(Interface dataset entries)

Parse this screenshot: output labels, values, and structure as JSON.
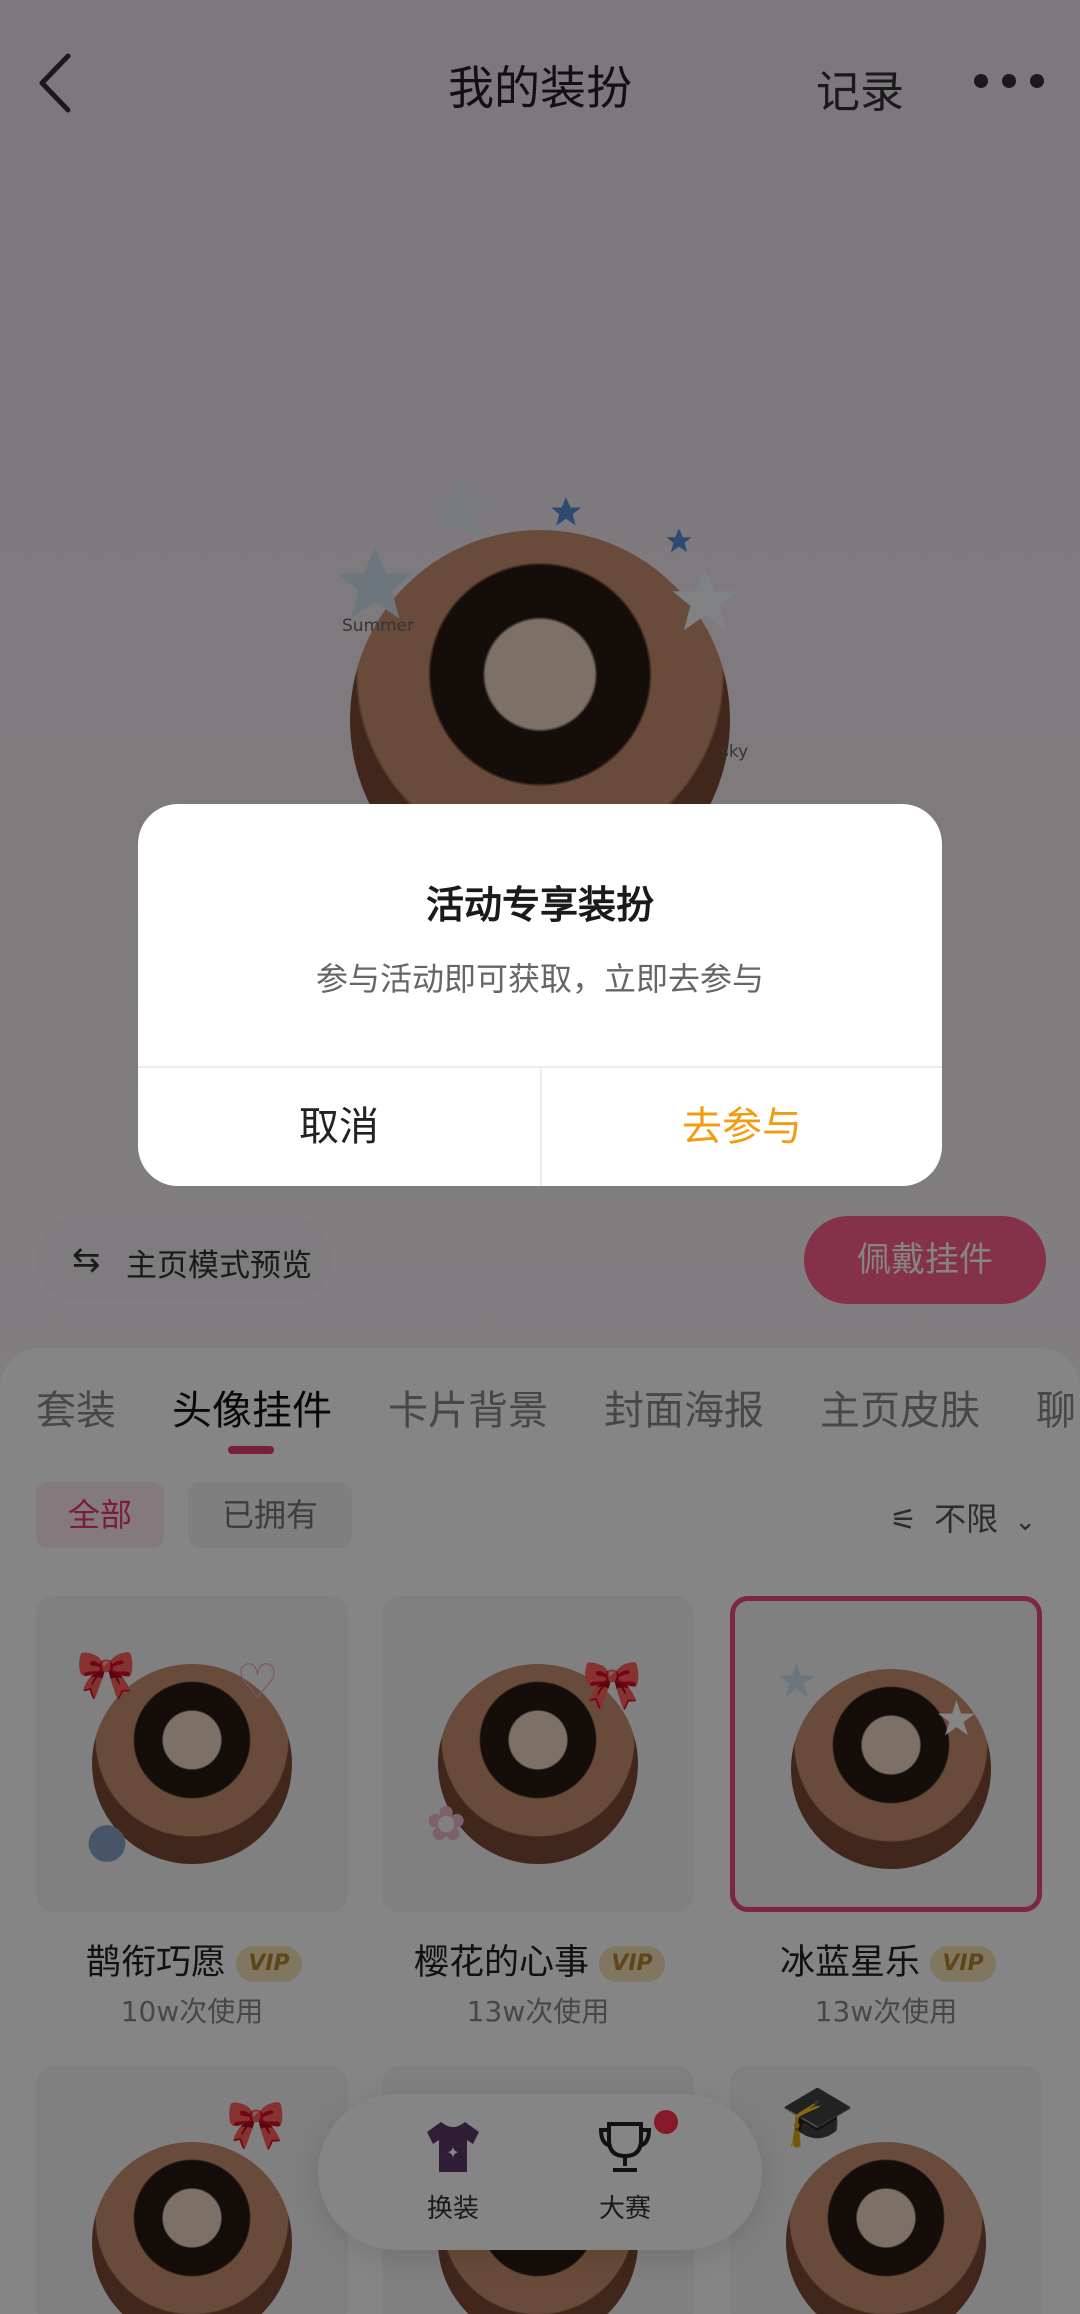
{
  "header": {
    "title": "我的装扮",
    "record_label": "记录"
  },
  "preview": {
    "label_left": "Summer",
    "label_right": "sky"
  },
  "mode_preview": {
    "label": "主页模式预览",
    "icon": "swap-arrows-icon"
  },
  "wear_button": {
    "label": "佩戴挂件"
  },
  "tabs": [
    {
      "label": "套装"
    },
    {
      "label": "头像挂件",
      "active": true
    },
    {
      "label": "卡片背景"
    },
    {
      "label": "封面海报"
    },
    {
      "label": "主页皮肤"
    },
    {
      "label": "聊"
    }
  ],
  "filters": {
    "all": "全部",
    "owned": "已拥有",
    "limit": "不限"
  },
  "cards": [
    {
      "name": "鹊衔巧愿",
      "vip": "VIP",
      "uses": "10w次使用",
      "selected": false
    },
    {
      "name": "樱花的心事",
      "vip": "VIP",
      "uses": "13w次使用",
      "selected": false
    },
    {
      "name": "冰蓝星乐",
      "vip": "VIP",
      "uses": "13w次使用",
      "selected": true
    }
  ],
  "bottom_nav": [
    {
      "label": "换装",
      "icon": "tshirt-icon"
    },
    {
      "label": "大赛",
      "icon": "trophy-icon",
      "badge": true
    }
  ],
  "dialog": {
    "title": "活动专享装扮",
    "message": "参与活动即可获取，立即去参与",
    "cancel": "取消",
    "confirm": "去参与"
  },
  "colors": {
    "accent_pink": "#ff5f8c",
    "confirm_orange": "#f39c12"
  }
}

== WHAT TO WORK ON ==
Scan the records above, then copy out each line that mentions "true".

== ANSWER ==
      "active": true
      "selected": true
      "badge": true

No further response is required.